For the past two decades, the Washington, D.C.-based City Kids program has been helping at-risk kids from low-income neighborhoods in numerous ways. One such method includes getting inner-city youth off the streets and into the great outdoors in some of our country’s most treasured National Parks.
This initiative is geared towards assisting kids from vulnerable neighborhoods by teaching them wilderness skills and by preparing them for post-high school life. Kids generally start the program around sixth grade, and many will participate in the summer camp and year-round weekend trips all throughout high school.
The program has proven results. High school graduation rates in D.C. are typically around 65%, but the graduation rate for those in the City Kids program are over 95%. Not only do these programs help kids stay in school, but they allow kids spend time in nature — an activity they might not otherwise have an opportunity to explore.

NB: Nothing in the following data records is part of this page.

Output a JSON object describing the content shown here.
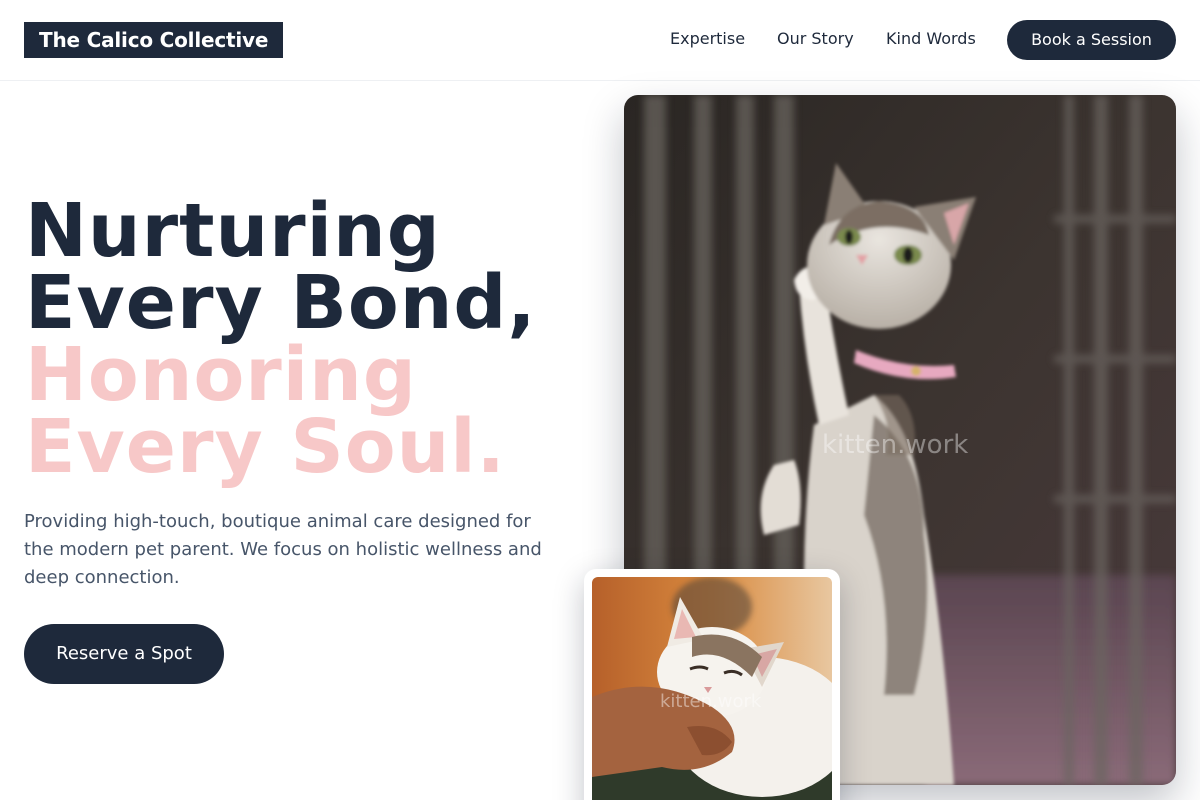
{
  "brand": {
    "name": "The Calico Collective"
  },
  "nav": {
    "links": [
      "Expertise",
      "Our Story",
      "Kind Words"
    ],
    "cta": "Book a Session"
  },
  "hero": {
    "line1": "Nurturing",
    "line2": "Every Bond,",
    "line3": "Honoring",
    "line4": "Every Soul.",
    "description": "Providing high-touch, boutique animal care designed for the modern pet parent. We focus on holistic wellness and deep connection.",
    "button": "Reserve a Spot"
  },
  "images": {
    "main_watermark": "kitten.work",
    "small_watermark": "kitten.work"
  },
  "colors": {
    "navy": "#1e293b",
    "pink": "#f7c8c8",
    "muted": "#475569"
  }
}
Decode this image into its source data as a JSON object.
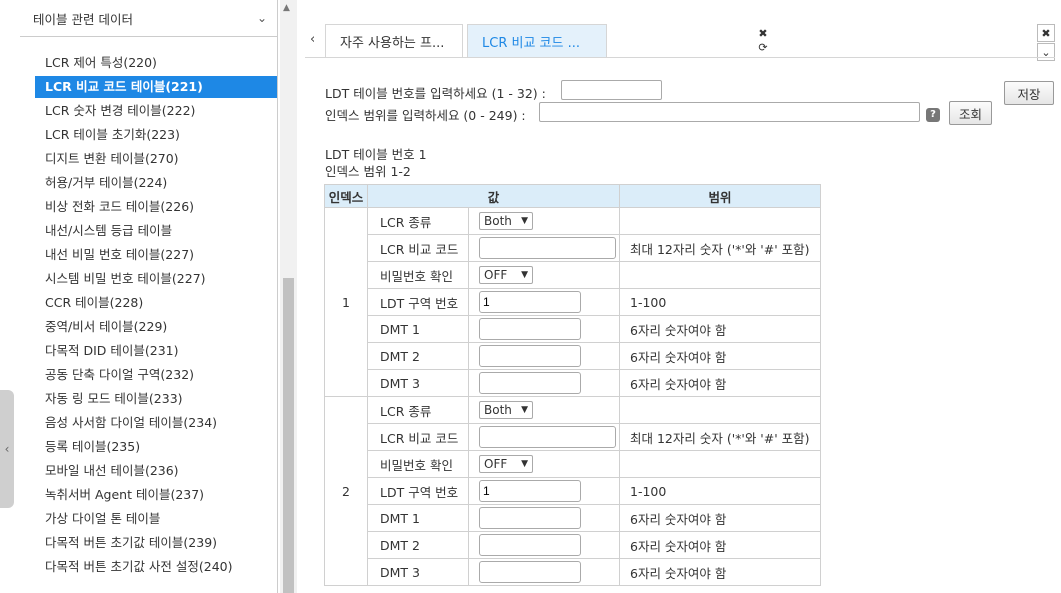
{
  "sidebar": {
    "header_title": "테이블 관련 데이터",
    "items": [
      {
        "label": "LCR 제어 특성(220)"
      },
      {
        "label": "LCR 비교 코드 테이블(221)",
        "active": true
      },
      {
        "label": "LCR 숫자 변경 테이블(222)"
      },
      {
        "label": "LCR 테이블 초기화(223)"
      },
      {
        "label": "디지트 변환 테이블(270)"
      },
      {
        "label": "허용/거부 테이블(224)"
      },
      {
        "label": "비상 전화 코드 테이블(226)"
      },
      {
        "label": "내선/시스템 등급 테이블"
      },
      {
        "label": "내선 비밀 번호 테이블(227)"
      },
      {
        "label": "시스템 비밀 번호 테이블(227)"
      },
      {
        "label": "CCR 테이블(228)"
      },
      {
        "label": "중역/비서 테이블(229)"
      },
      {
        "label": "다목적 DID 테이블(231)"
      },
      {
        "label": "공동 단축 다이얼 구역(232)"
      },
      {
        "label": "자동 링 모드 테이블(233)"
      },
      {
        "label": "음성 사서함 다이얼 테이블(234)"
      },
      {
        "label": "등록 테이블(235)"
      },
      {
        "label": "모바일 내선 테이블(236)"
      },
      {
        "label": "녹취서버 Agent 테이블(237)"
      },
      {
        "label": "가상 다이얼 톤 테이블"
      },
      {
        "label": "다목적 버튼 초기값 테이블(239)"
      },
      {
        "label": "다목적 버튼 초기값 사전 설정(240)"
      }
    ]
  },
  "tabs": [
    {
      "label": "자주 사용하는 프..."
    },
    {
      "label": "LCR 비교 코드 ..."
    }
  ],
  "form": {
    "table_prompt": "LDT 테이블 번호를 입력하세요 (1 - 32) :",
    "table_value": "",
    "index_prompt": "인덱스 범위를 입력하세요 (0 - 249) :",
    "index_value": "",
    "help_label": "?",
    "query_label": "조회",
    "save_label": "저장"
  },
  "info": {
    "table_line": "LDT 테이블 번호 1",
    "range_line": "인덱스 범위 1-2"
  },
  "grid": {
    "headers": {
      "index": "인덱스",
      "value": "값",
      "range": "범위"
    },
    "groups": [
      {
        "index": "1",
        "rows": [
          {
            "name": "LCR 종류",
            "kind": "select",
            "value": "Both",
            "range": ""
          },
          {
            "name": "LCR 비교 코드",
            "kind": "text",
            "value": "",
            "range": "최대 12자리 숫자 ('*'와 '#' 포함)"
          },
          {
            "name": "비밀번호 확인",
            "kind": "select",
            "value": "OFF",
            "range": ""
          },
          {
            "name": "LDT 구역 번호",
            "kind": "short",
            "value": "1",
            "range": "1-100"
          },
          {
            "name": "DMT 1",
            "kind": "short",
            "value": "",
            "range": "6자리 숫자여야 함"
          },
          {
            "name": "DMT 2",
            "kind": "short",
            "value": "",
            "range": "6자리 숫자여야 함"
          },
          {
            "name": "DMT 3",
            "kind": "short",
            "value": "",
            "range": "6자리 숫자여야 함"
          }
        ]
      },
      {
        "index": "2",
        "rows": [
          {
            "name": "LCR 종류",
            "kind": "select",
            "value": "Both",
            "range": ""
          },
          {
            "name": "LCR 비교 코드",
            "kind": "text",
            "value": "",
            "range": "최대 12자리 숫자 ('*'와 '#' 포함)"
          },
          {
            "name": "비밀번호 확인",
            "kind": "select",
            "value": "OFF",
            "range": ""
          },
          {
            "name": "LDT 구역 번호",
            "kind": "short",
            "value": "1",
            "range": "1-100"
          },
          {
            "name": "DMT 1",
            "kind": "short",
            "value": "",
            "range": "6자리 숫자여야 함"
          },
          {
            "name": "DMT 2",
            "kind": "short",
            "value": "",
            "range": "6자리 숫자여야 함"
          },
          {
            "name": "DMT 3",
            "kind": "short",
            "value": "",
            "range": "6자리 숫자여야 함"
          }
        ]
      }
    ]
  },
  "icons": {
    "collapse": "chevron-left-icon",
    "dropdown": "chevron-down-icon",
    "tab_prev": "chevron-left-icon",
    "tab_close": "close-icon",
    "tab_refresh": "refresh-icon",
    "window_close": "close-icon",
    "window_menu": "chevron-down-icon"
  },
  "colors": {
    "accent": "#1e88e5",
    "tab_active_bg": "#e4f1fb",
    "table_header_bg": "#dbedf9"
  }
}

Although the amount of people who camp in a typical year hovers around 40 million, kids from at-risk environments don’t often get the chance to participate, if not for these programs. Kids cite their involvement in the program as a real highlight; it serves as both a great learning experience and a break from the struggles they encounter in daily life.
National Parks have historically had difficulty connecting with the two groups the program serves: kids and minorities. National Park Surveys in the past have shown that only nine percent of visitors are Hispanic, seven percent are African-American, and three percent are Asian.
However, a recent study suggests that people of color may be more interested in the preservation of public land than previously thought. Out of 900 African-American, Asian, and Hispanic voters polled in the study, four out of five voters liked President Obama’s goal of protecting public lands like National Parks. In addition, it was found that 57% of these voters had already visited at least one national park.
It was also noted that these voters expressed a desire for better accessibility to parks, as well as an increased emphasis on culturally diverse activities on public land. The organizations behind the poll, New American Media and the NEXT 100 Coalition, want to urge the government to be more proactive in promoting National Parks to people of color and to create new parks centered around the contributions of minorities.